Imran urges world to incentivize Taliban on issues like women rights
Prime Minister Imran Khan in an interview to CNN urged the international community to give some time and incentive to Taliban on issues like government making and women’s rights.
American television got the interview at the PM’s resident in Bani Gala, in Islamabad on Wednesday. The CNN’s Becky Anderson interviewed him.
Khan said the world should give them time to form their legitimate government in Afghanistan and fulfil the promises.
"The Taliban hold all of Afghanistan and if they can sort of now work towards an inclusive government, get all the factions together, Afghanistan could have peace after 40 years. But if it goes wrong and which is what we are really worried about, it could go to chaos. The biggest humanitarian crisis, a huge refugee problem," Khan said.
Khan claimed that the Taliban are looking for international aid to avoid a crisis, which could be used to push the group in "the right direction towards legitimacy." However, he warned that Afghanistan could not be controlled by outside forces.
"No puppet government in Afghanistan is supported by the people," he said. "So rather than sitting here and thinking that we can control them, we should incentivize them. Because Afghanistan, this current government, clearly feels that without international aid and help, they will not be able to stop this crisis. So we should push them in the right direction."
To critics who say the Taliban will destabilize the country, Khan pointed to the withdrawal of the Soviets in 1989, which resulted in a "bloodbath." Khan said he was expecting a similar bloodbath to happen after the US forces left.
"Our intelligence agencies told us that the Taliban would not be able to take over all of Afghanistan, and if they tried to take Afghanistan militarily, there would be a protracted civil war, which is what we were scared of because we are the ones who would suffer the most," Khan said. Now, he said, the world should "give them time" to form a legitimate government and make good on their promises.
Women in government
On the issue of women’s rights issue, he said, "It's a mistake to think that someone from outside will give Afghan women rights. Afghan women are strong. Give them time. They will get their rights".
"Women should have the ability in a society to fulfill their potential in life," said Khan. "In Pakistan, what we have done is we have actually paid stipends to poor families to get the girls to study in school because we feel that if the girls, if the girl child studies, if they have education, they will get their own rights," he said.
The PM said he has not spoken with US President Joe Biden since the Taliban takeover, despite Pakistan being a major non-NATO ally.
"I would imagine he's very busy, but our relationship with the US is not just dependent on a phone call, it needs to be a multidimensional relationship," said Khan.
"We (Pakistan) were like a hired gun," Khan said. "We were supposed to make them (the US) win the war in Afghanistan, which we never could."
Khan said he repeatedly warned US officials that America could not achieve its objectives militarily, and would "be stuck there." He said the US should have attempted a political settlement with the Taliban from a "position of strength," at the height of its presence in Afghanistan, not as it was withdrawing.

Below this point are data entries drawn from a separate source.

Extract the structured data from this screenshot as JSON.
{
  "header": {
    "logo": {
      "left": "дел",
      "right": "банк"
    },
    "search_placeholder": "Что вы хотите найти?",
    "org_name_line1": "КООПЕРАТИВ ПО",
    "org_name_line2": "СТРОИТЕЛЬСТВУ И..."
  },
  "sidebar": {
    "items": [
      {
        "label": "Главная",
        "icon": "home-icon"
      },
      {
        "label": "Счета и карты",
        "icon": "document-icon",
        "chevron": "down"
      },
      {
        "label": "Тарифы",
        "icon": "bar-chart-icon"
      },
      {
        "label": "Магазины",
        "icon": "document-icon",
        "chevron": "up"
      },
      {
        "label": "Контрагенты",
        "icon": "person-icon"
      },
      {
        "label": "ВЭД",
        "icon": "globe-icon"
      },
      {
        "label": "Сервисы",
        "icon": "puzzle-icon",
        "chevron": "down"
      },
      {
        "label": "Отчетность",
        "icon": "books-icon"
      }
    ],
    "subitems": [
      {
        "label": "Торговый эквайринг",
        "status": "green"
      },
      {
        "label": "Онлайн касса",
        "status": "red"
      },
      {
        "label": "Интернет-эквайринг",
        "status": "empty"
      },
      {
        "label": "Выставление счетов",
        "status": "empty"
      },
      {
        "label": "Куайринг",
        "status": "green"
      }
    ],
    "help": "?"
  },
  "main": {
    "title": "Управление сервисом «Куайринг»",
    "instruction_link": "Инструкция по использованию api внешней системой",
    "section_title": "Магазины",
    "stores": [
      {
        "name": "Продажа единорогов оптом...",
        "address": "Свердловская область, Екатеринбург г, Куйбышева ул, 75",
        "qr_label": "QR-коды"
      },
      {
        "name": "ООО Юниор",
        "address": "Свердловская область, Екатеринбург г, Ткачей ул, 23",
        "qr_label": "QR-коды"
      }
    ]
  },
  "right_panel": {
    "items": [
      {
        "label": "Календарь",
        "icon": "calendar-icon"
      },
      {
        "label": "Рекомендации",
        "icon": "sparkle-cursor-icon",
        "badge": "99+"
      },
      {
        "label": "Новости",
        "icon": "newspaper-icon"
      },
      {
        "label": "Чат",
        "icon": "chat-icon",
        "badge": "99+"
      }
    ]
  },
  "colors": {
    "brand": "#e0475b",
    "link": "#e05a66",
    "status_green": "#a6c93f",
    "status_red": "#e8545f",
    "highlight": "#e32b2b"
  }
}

According to Khan, thousands of Pakistanis lost their lives in terrorist attacks by militant groups owing to his country's support for the US. "Just because we sided with the US, we became an ally of the US after 9/11 and the war in Afghanistan. The suffering this country went through with at one point there were 50 militant groups attacking our government... on top of it, they must also know there were 480 drone attacks by the US in Pakistan," he added.
"Only time a country has been attacked by its ally," he said of the US strikes.
The US has repeatedly accused Pakistan of harbouring terrorists and given them safe haven, a claim Khan denies.
"What are these safe havens?" Khan asked. "The area of Pakistan along the border of Afghanistan had the heaviest surveillance by the United States drones ... surely they would have known if there were any safe havens?"
By not standing up to the US, previous Pakistani heads of state opened themselves up to accusations of collaboration, Khan said.
"The question is, was Pakistan in a position to take military action against the Afghan Taliban when it was already being attacked from inside, from the Pakistani Taliban who were attacking the state of Pakistan?" he said.
Khan said he "cannot destroy my country to do a fight someone else's war."
"The Afghan Taliban weren't attacking us. I wish if I was in government. I would have told the US that we are not going to take them on militarily because first, we have to serve the people. My responsibility would have been to the people of my country," Khan said.